Task input Start Marker
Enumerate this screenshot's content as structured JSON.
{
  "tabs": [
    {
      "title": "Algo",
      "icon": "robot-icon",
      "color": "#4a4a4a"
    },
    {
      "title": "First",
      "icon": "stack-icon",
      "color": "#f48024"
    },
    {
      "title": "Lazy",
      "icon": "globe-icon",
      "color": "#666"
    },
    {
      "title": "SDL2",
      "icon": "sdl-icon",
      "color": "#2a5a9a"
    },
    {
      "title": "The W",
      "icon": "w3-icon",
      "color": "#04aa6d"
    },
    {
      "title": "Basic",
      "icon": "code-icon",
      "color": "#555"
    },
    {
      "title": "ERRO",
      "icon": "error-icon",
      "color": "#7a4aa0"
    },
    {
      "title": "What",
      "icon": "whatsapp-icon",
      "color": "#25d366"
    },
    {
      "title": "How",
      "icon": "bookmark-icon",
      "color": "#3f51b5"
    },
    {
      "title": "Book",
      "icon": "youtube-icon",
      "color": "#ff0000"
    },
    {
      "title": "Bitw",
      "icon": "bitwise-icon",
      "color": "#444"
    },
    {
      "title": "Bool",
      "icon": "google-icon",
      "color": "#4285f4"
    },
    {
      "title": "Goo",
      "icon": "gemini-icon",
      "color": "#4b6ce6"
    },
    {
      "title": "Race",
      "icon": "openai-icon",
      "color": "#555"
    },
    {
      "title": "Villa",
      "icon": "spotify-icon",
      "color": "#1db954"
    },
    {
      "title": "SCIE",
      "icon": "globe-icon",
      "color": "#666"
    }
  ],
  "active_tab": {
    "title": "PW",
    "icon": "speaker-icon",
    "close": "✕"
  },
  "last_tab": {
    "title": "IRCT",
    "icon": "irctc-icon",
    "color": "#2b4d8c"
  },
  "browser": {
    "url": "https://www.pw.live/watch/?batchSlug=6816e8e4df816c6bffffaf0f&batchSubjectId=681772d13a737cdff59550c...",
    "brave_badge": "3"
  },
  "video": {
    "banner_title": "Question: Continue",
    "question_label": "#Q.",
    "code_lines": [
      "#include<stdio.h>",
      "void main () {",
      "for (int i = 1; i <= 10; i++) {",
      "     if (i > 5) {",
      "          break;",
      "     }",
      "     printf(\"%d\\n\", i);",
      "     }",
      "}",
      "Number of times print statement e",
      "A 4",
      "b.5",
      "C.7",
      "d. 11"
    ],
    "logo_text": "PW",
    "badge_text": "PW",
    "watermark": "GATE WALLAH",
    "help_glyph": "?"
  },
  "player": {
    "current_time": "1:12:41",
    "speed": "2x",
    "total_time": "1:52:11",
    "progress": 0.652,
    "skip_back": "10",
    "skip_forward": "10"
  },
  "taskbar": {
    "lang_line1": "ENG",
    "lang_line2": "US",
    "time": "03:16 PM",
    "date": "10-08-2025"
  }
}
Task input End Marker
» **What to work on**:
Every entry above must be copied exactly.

» **Result for this task**:
Enumerate this screenshot's content as structured JSON.
{
  "tabs": [
    {
      "title": "Algo",
      "icon": "robot-icon",
      "color": "#4a4a4a"
    },
    {
      "title": "First",
      "icon": "stack-icon",
      "color": "#f48024"
    },
    {
      "title": "Lazy",
      "icon": "globe-icon",
      "color": "#666"
    },
    {
      "title": "SDL2",
      "icon": "sdl-icon",
      "color": "#2a5a9a"
    },
    {
      "title": "The W",
      "icon": "w3-icon",
      "color": "#04aa6d"
    },
    {
      "title": "Basic",
      "icon": "code-icon",
      "color": "#555"
    },
    {
      "title": "ERRO",
      "icon": "error-icon",
      "color": "#7a4aa0"
    },
    {
      "title": "What",
      "icon": "whatsapp-icon",
      "color": "#25d366"
    },
    {
      "title": "How",
      "icon": "bookmark-icon",
      "color": "#3f51b5"
    },
    {
      "title": "Book",
      "icon": "youtube-icon",
      "color": "#ff0000"
    },
    {
      "title": "Bitw",
      "icon": "bitwise-icon",
      "color": "#444"
    },
    {
      "title": "Bool",
      "icon": "google-icon",
      "color": "#4285f4"
    },
    {
      "title": "Goo",
      "icon": "gemini-icon",
      "color": "#4b6ce6"
    },
    {
      "title": "Race",
      "icon": "openai-icon",
      "color": "#555"
    },
    {
      "title": "Villa",
      "icon": "spotify-icon",
      "color": "#1db954"
    },
    {
      "title": "SCIE",
      "icon": "globe-icon",
      "color": "#666"
    }
  ],
  "active_tab": {
    "title": "PW",
    "icon": "speaker-icon",
    "close": "✕"
  },
  "last_tab": {
    "title": "IRCT",
    "icon": "irctc-icon",
    "color": "#2b4d8c"
  },
  "browser": {
    "url": "https://www.pw.live/watch/?batchSlug=6816e8e4df816c6bffffaf0f&batchSubjectId=681772d13a737cdff59550c...",
    "brave_badge": "3"
  },
  "video": {
    "banner_title": "Question: Continue",
    "question_label": "#Q.",
    "code_lines": [
      "#include<stdio.h>",
      "void main () {",
      "for (int i = 1; i <= 10; i++) {",
      "     if (i > 5) {",
      "          break;",
      "     }",
      "     printf(\"%d\\n\", i);",
      "     }",
      "}",
      "Number of times print statement e",
      "A 4",
      "b.5",
      "C.7",
      "d. 11"
    ],
    "logo_text": "PW",
    "badge_text": "PW",
    "watermark": "GATE WALLAH",
    "help_glyph": "?"
  },
  "player": {
    "current_time": "1:12:41",
    "speed": "2x",
    "total_time": "1:52:11",
    "progress": 0.652,
    "skip_back": "10",
    "skip_forward": "10"
  },
  "taskbar": {
    "lang_line1": "ENG",
    "lang_line2": "US",
    "time": "03:16 PM",
    "date": "10-08-2025"
  }
}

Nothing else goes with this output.